The second bar – much slower to advance – is vaguely tied to the variety of your offensive moves, though the rules governing its ebb and flow are much more opaque. Nevertheless, for players chasing a high-score (and I can hardly imagine anyone else interested in such a bare-essentials game) it proves incentive enough to explore the intricacies of its deep combat system and mix up their attack patterns in order to exploit the point-amassing potential offered by combining both multipliers.


This is where the game shines, in these moments of different fighting skills merging seamlessly into each other, of dodge followed by slash, followed by vertical wall-slide as you unleash homing-missile hell on your pursuers and land deftly on top for a split-second respite while the world explodes to smithereens below. That feeling of flow, of a difficulty curve constantly rising to meet (and push) your skill limit, a sense of going outside yourself, one half performing on-screen magic, the other observing in awe, is the precious core of Blood Alloy: Reborn. Sadly, beyond that there is trouble.

The presentation of Blood Alloy: Reborn is not just bad; it actively works against the type of game Supressive Fire set out to create. I’m not referring to the unexceptional but helpfully crisp NES-era graphics or the, actually rather excellent, synth-based soundtrack. I’m not even bothered by the woeful menus (inexplicably lacking mouse support) and remain mildly optimistic that the bugs I’ve encountered (including a game-breaking save-corruption) will, eventually, be fixed.

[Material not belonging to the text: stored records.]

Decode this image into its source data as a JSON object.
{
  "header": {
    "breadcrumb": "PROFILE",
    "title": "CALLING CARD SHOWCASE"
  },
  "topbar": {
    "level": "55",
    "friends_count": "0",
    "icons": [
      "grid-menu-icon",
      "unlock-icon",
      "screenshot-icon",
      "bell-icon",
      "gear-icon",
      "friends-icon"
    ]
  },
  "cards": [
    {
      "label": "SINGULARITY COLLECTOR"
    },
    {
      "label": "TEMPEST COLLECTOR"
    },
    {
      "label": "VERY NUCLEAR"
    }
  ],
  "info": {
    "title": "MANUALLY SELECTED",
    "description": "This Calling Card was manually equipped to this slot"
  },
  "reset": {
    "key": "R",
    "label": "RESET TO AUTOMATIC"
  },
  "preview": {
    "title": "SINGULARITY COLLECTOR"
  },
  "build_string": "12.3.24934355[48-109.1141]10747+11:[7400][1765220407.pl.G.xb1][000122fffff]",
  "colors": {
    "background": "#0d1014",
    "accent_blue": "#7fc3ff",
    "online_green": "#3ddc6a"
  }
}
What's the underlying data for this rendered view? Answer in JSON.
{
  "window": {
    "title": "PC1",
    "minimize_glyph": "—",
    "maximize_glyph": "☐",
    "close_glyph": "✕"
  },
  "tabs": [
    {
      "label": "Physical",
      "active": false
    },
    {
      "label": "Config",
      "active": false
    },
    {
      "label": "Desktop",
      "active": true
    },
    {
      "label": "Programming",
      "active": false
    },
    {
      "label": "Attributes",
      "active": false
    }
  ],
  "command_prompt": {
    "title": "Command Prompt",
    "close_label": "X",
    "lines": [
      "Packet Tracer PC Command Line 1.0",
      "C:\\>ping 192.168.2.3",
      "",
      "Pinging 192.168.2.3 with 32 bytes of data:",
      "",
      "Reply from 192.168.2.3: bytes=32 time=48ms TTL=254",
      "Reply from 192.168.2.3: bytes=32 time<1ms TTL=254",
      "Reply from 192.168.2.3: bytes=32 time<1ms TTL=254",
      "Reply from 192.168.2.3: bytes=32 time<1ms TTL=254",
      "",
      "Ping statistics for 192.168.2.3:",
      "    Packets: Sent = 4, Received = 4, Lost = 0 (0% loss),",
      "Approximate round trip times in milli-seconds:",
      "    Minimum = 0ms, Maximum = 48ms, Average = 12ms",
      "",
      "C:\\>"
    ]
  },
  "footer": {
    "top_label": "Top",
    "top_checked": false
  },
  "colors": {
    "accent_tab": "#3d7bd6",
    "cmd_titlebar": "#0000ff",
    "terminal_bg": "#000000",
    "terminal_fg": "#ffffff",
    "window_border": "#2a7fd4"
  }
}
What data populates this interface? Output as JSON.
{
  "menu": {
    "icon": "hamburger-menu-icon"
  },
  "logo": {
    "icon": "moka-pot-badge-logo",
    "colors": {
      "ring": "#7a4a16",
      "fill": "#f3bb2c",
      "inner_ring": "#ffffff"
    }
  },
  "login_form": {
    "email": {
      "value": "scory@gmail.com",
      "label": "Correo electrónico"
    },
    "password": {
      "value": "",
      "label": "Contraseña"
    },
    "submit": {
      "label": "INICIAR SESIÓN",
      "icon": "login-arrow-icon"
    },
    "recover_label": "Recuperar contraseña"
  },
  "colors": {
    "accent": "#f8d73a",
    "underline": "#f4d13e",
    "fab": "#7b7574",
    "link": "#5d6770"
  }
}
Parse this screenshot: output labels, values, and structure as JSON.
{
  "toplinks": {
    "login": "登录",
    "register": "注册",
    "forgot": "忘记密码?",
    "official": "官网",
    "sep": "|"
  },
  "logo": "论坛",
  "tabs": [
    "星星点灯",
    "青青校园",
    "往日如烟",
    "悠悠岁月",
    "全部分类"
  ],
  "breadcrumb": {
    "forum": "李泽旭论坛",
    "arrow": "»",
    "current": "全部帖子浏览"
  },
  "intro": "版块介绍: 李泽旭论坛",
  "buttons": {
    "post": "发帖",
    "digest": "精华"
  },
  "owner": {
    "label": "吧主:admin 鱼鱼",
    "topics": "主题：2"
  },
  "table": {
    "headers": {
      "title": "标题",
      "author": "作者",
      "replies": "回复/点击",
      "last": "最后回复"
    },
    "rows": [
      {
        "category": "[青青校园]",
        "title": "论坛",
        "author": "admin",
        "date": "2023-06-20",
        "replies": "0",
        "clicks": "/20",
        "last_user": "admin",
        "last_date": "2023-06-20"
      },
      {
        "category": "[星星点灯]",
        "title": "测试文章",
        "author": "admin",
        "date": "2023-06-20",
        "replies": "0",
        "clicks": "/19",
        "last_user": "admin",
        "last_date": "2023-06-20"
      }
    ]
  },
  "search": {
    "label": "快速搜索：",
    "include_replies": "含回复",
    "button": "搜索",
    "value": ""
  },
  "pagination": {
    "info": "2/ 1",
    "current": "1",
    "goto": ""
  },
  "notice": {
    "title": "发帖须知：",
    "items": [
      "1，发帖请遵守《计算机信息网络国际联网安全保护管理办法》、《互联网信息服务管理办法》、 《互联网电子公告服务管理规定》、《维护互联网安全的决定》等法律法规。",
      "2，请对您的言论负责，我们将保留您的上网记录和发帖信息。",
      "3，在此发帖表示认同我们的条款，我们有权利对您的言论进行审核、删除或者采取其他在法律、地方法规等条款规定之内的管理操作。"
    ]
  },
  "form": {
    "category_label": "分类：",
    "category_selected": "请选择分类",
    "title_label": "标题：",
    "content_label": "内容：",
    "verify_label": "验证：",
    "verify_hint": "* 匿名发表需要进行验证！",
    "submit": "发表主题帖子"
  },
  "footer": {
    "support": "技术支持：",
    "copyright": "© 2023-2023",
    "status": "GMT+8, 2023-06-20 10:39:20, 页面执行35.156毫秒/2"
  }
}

It’s the fact that a game designed explicitly as a score-based title, purportedly inspired by the likes of Geometry Wars and Luftrausers, gets a full release without any kind of leaderboards, online or otherwise. This is simply mind-boggling. I have no idea what we’re supposed to do with our high scores if not compare them to our friends’ – perhaps in keeping with the ’80s aesthetic they should be printed out as posters and put on display next to power-ballad mixtapes and Police Academy VHS collections?

If lack of leaderboards is the felony, there are several misdemeanors as well. The tutorial is half-baked and there are no challenge levels to help players familiarize with the game’s demanding combat system – not to mention providing the opportunity for the timed trials so beloved by the hardcore audience. A set of objectives that provide extra experience at the end of each playthrough is never elucidated so that true experts can incorporate those into their combat styles – let alone that they often appear inaccurately, rewarding you for feats never performed.

In short, it’s almost as if the developers completely lost track of the type of game they were making and the type of audience they should be targeting, improbably omitting even the most basic of features – the ones essential to tie the whole experience together and give it some meaning.

Blood Alloy: Reborn comes with an interesting background. It started as a Kickstarter for an ambitious metroidvania title and, after the failure of that campaign, transformed into a bare-bones game of pure combat, intended to act as proving ground for mechanics to be incorporated into a later game that would match the original vision. In this sense, given its tight, exciting combat system it should be considered an unambiguous success.

Games, however, are not judged on potential or intentions and, as a game, Blood Alloy: Reborn fails spectacularly. Not because it’s so irredeemably bad – I’ll still play it just for the sheer joy of its balletic violence – but because Suppressive Fire had the fundamentals of an excellent debut in their hands, yet they somehow screwed up the easy part.

This review is based on the PC version of the game, which we were provided with.

Blood Alloy: Reborn

With an exhilarating combat system and all the right intentions, Blood Alloy: Reborn had the potential to become an excellent score-based title. As it stands, however, its glaring omissions mark it as a missed opportunity.